Legal Forms of Business

Business entities are an integral part of business practice and economic productivity. An effective business practitioner must understand the characteristics of the major types of business entities, as these attributes can dramatically affect the nature of the business's relationships. Before beginning to conduct business, one should always weigh the benefits and burdens of the different types of business entities and make a conscious decision about which type of entity to form to conduct one's business.

Depending on the type of business, the people involved, and the goals of the business, some entities may be more appropriate than others for a particular business. To make the decision about the appropriate type of entity to form, one should consider factors including the following:

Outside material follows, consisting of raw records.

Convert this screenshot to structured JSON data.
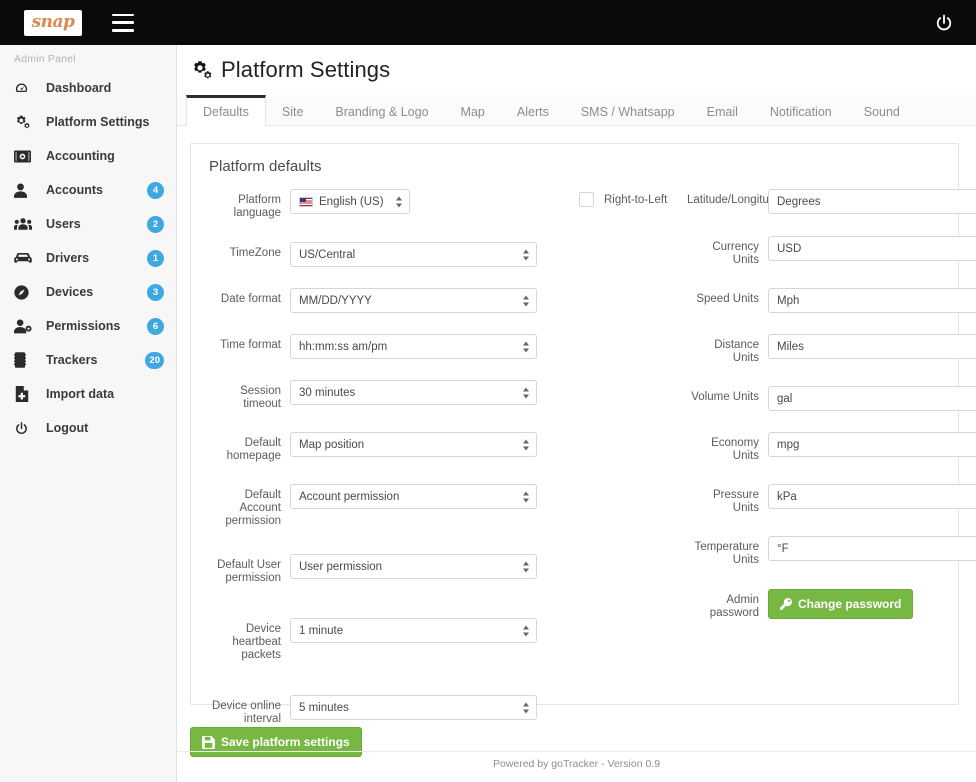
{
  "topbar": {
    "logo_text": "snap",
    "menu_icon": "hamburger-icon",
    "power_icon": "power-icon"
  },
  "sidebar": {
    "header": "Admin Panel",
    "items": [
      {
        "label": "Dashboard",
        "icon": "dashboard-icon",
        "badge": ""
      },
      {
        "label": "Platform Settings",
        "icon": "gears-icon",
        "badge": ""
      },
      {
        "label": "Accounting",
        "icon": "money-icon",
        "badge": ""
      },
      {
        "label": "Accounts",
        "icon": "user-icon",
        "badge": "4"
      },
      {
        "label": "Users",
        "icon": "users-icon",
        "badge": "2"
      },
      {
        "label": "Drivers",
        "icon": "car-icon",
        "badge": "1"
      },
      {
        "label": "Devices",
        "icon": "compass-icon",
        "badge": "3"
      },
      {
        "label": "Permissions",
        "icon": "user-gear-icon",
        "badge": "6"
      },
      {
        "label": "Trackers",
        "icon": "tracker-icon",
        "badge": "20"
      },
      {
        "label": "Import data",
        "icon": "import-icon",
        "badge": ""
      },
      {
        "label": "Logout",
        "icon": "power-icon",
        "badge": ""
      }
    ],
    "badge_color": "#3fa8e0"
  },
  "page": {
    "title": "Platform Settings",
    "title_icon": "gears-icon"
  },
  "tabs": [
    {
      "label": "Defaults",
      "active": true
    },
    {
      "label": "Site",
      "active": false
    },
    {
      "label": "Branding & Logo",
      "active": false
    },
    {
      "label": "Map",
      "active": false
    },
    {
      "label": "Alerts",
      "active": false
    },
    {
      "label": "SMS / Whatsapp",
      "active": false
    },
    {
      "label": "Email",
      "active": false
    },
    {
      "label": "Notification",
      "active": false
    },
    {
      "label": "Sound",
      "active": false
    }
  ],
  "panel": {
    "title": "Platform defaults",
    "left_fields": [
      {
        "label": "Platform language",
        "value": "English (US)",
        "flag": true
      },
      {
        "label": "TimeZone",
        "value": "US/Central",
        "flag": false
      },
      {
        "label": "Date format",
        "value": "MM/DD/YYYY",
        "flag": false
      },
      {
        "label": "Time format",
        "value": "hh:mm:ss am/pm",
        "flag": false
      },
      {
        "label": "Session timeout",
        "value": "30 minutes",
        "flag": false
      },
      {
        "label": "Default homepage",
        "value": "Map position",
        "flag": false
      },
      {
        "label": "Default Account permission",
        "value": "Account permission",
        "flag": false
      },
      {
        "label": "Default User permission",
        "value": "User permission",
        "flag": false
      },
      {
        "label": "Device heartbeat packets",
        "value": "1 minute",
        "flag": false
      },
      {
        "label": "Device online interval",
        "value": "5 minutes",
        "flag": false
      }
    ],
    "rtl": {
      "label": "Right-to-Left",
      "checked": false
    },
    "right_fields": [
      {
        "label": "Latitude/Longitude Format",
        "value": "Degrees"
      },
      {
        "label": "Currency Units",
        "value": "USD"
      },
      {
        "label": "Speed Units",
        "value": "Mph"
      },
      {
        "label": "Distance Units",
        "value": "Miles"
      },
      {
        "label": "Volume Units",
        "value": "gal"
      },
      {
        "label": "Economy Units",
        "value": "mpg"
      },
      {
        "label": "Pressure Units",
        "value": "kPa"
      },
      {
        "label": "Temperature Units",
        "value": "°F"
      }
    ],
    "admin_password": {
      "label": "Admin password",
      "button_label": "Change password",
      "button_icon": "key-icon"
    }
  },
  "actions": {
    "save_label": "Save platform settings",
    "save_icon": "floppy-icon",
    "save_color": "#77b843"
  },
  "footer": {
    "text": "Powered by goTracker - Version 0.9"
  }
}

  • creation and maintenance—the effort associated with forming and maintaining the entity
  • continuity—the continuity or stability of the organization upon given occurrences
  • ownership and control—the ownership rights and control of those involved with the business
  • personal liability—the potential for personal liability of those involved with the business
  • compensation—the compensation and division of profits among business owners
  • taxation—the taxation of the organization's earnings and its distributions of profits to the owners

Weighing these and related factors, which vary in consequence depending on the entity, informs the choice of the type of business entity best suited to one's business. Examination of these characteristics will make obvious the effect of these attributes on stakeholders of the business entity. The decision of which entity is right for a particular business impacts many facets of a business's operation, including accounting, management, and finance.

Check Your Knowledge

Choose the best answer to each question:
Question 1
Which of the following business entities imposes unlimited liability on all of the owners?
limited partnership
general partnership
limited liability partnership
S corporation
Question 2
Which of the following is a characteristic of a sole proprietorship?
A sole proprietorship is subject to double taxation.
A sole proprietorship has perpetual life, beyond that of the owner.
A sole proprietorship is formed simply by someone carrying on an activity seeking a profit.
A sole proprietorship provides limited liability to its owner.
Question 3
What are the owners of a limited liability company (LLC) called?
Question 4
Which of the following is the greatest disadvantage of a C corporation?
The C corporation is subject to double taxation.
The C corporation allows for limited liability.
The C corporation requires a board of directors.
The C corporation provides a means of seeking investment through issuing equity and debt securities.
Question 5
Which entity allows for the owners to elect whether they manage the business or they appoint managers?
limited partnership
limited liability company
general partnership
C corporation